Still, there’s no denying that in some sense I “feel better,” and with that comes at once a sort of shame, and a feeling that one is under a sort of obligation to cherish and foment and prolong one’s unhappiness. (p. 62)

Tonight all the hells of young grief have opened again; the mad words, the bitter resentment, the fluttering in the stomach, the nightmare unreality, the wallowed-in tears. For in grief nothing “stays put.” One keeps on emerging from a phase, but it always recurs. Round and round. Everything repeats. Am I going in circles, or dare I hope I am on a spiral? But if a spiral, am I going up or down it? (p. 66)

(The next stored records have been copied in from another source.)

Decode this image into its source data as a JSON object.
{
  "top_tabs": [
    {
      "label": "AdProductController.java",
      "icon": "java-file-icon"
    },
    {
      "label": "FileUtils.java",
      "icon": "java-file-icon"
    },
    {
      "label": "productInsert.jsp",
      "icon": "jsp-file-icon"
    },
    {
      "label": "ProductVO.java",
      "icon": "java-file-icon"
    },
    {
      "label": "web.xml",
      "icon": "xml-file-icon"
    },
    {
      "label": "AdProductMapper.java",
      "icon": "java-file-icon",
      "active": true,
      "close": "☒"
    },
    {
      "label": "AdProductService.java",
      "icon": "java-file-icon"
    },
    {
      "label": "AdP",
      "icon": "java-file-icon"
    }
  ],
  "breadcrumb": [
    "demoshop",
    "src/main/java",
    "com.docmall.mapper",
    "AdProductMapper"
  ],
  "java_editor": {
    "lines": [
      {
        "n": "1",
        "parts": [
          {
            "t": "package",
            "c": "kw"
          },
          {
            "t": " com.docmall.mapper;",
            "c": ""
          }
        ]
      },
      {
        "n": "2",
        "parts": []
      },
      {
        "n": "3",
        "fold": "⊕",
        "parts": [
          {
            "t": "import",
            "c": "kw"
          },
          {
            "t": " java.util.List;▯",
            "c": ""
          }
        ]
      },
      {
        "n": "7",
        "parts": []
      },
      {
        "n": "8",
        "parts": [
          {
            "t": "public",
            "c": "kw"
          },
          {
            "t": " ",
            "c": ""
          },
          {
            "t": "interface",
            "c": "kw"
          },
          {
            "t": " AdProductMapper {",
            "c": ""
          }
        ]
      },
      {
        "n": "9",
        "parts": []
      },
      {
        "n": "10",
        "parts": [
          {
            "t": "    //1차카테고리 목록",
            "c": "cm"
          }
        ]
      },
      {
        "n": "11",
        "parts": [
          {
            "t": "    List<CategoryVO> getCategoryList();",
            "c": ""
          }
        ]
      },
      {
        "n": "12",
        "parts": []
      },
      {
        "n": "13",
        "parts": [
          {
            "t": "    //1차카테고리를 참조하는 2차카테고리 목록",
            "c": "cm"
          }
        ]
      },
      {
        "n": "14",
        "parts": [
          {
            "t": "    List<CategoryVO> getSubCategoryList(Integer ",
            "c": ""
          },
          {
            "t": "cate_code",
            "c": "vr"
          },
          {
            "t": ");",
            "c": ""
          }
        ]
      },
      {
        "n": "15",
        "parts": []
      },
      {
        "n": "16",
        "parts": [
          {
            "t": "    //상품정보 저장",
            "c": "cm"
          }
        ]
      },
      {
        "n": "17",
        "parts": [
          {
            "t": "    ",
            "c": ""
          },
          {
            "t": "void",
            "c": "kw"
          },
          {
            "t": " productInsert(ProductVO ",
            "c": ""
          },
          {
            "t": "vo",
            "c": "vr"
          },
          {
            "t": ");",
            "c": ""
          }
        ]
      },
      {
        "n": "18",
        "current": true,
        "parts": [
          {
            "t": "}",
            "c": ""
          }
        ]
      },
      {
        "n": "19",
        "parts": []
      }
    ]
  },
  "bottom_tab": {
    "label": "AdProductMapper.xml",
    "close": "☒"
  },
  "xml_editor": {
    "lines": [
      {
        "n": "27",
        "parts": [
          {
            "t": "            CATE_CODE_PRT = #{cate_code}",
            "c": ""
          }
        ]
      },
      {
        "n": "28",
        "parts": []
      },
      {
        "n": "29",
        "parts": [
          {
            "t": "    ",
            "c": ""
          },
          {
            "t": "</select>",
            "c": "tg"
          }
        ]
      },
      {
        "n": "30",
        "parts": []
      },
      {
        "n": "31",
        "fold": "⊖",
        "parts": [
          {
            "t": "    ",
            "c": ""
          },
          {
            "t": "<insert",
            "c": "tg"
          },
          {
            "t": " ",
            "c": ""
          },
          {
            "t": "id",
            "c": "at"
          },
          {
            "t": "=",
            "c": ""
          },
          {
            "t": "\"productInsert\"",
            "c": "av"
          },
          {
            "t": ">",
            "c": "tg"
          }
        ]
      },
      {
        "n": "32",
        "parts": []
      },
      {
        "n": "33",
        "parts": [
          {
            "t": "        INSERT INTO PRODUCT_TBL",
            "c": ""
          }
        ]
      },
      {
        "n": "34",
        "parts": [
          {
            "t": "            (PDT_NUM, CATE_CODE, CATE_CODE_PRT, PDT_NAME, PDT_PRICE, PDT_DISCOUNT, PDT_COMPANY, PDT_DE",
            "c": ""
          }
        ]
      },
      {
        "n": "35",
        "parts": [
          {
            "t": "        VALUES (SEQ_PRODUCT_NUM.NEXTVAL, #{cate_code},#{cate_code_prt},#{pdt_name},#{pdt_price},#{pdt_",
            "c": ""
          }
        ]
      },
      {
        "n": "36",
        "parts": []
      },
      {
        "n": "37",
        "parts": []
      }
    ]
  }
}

How often—will it be for always?—how often will the vast emptiness astonish me like a complete novelty and make me say, “I never realized my loss till this moment”? The same leg is cut off time after time. The first plunge of the knife into the flesh is felt again and again. (p. 67)

I thought I could describe a state; make a map of sorrow. Sorrow, however, turns out to be not a state but a process. It needs not a map but a history, and if I don’t stop writing that history at some quite arbitrary point, there’s no reason why I should ever stop. There is something new to be chronicled every day. Grief is like a long valley, a winding valley where any bend may reveal a totally new landscape. As I’ve already noted, not every bend does. Sometimes the surprise is the opposite one; you are presented with exactly the same sort of country you thought you had left behind miles ago. That is when you wonder whether the valley isn’t a circular trench. But it isn’t. There are partial recurrences, but the sequence doesn’t repeat. (p. 68)

I was wrong to say the stump was recovering from the pain of the amputation. I was deceived because it has so many ways to hurt me that I discover them only one by one. (p. 71)

Turned to God, my mind no longer meets that locked door; turned to H., it no longer meets that vacuum—nor all that fuss about my mental image of her. My jottings show something of the [grieving] process, but not so much as I’d hoped. Perhaps both changes were really not observable. There was no sudden, striking, and emotional transition. Like the warming of a room or the coming of daylight. When you first notice them they have already been going on for some time. (p. 71)

Am I, for instance, just sidling back to God because I know that if there’s any road to H., it runs through Him? But then of course I know perfectly well that He can’t be used as a road. If you’re approaching Him not as the goal but as a road, not as the end but as a means, you’re not really approaching Him at all. (p. 79)

When I lay these questions before God I get no answers. But a rather special sort of “No answer.” It is not the locked door. It is more like a silent, certainly not uncompassionate, gaze. As though He shook His head not in refusal but waiving the question. Like, “Peace, child; you don’t understand.” (p. 81)

There is also, whatever it means, the resurrection of the body. We cannot understand. The best is perhaps what we understand least. (p. 89)

How wicked it would be, if we could, to call the dead back! She said not to me but to the chaplain, “I am at peace with God.” She smiled, but not at me. (p. 89)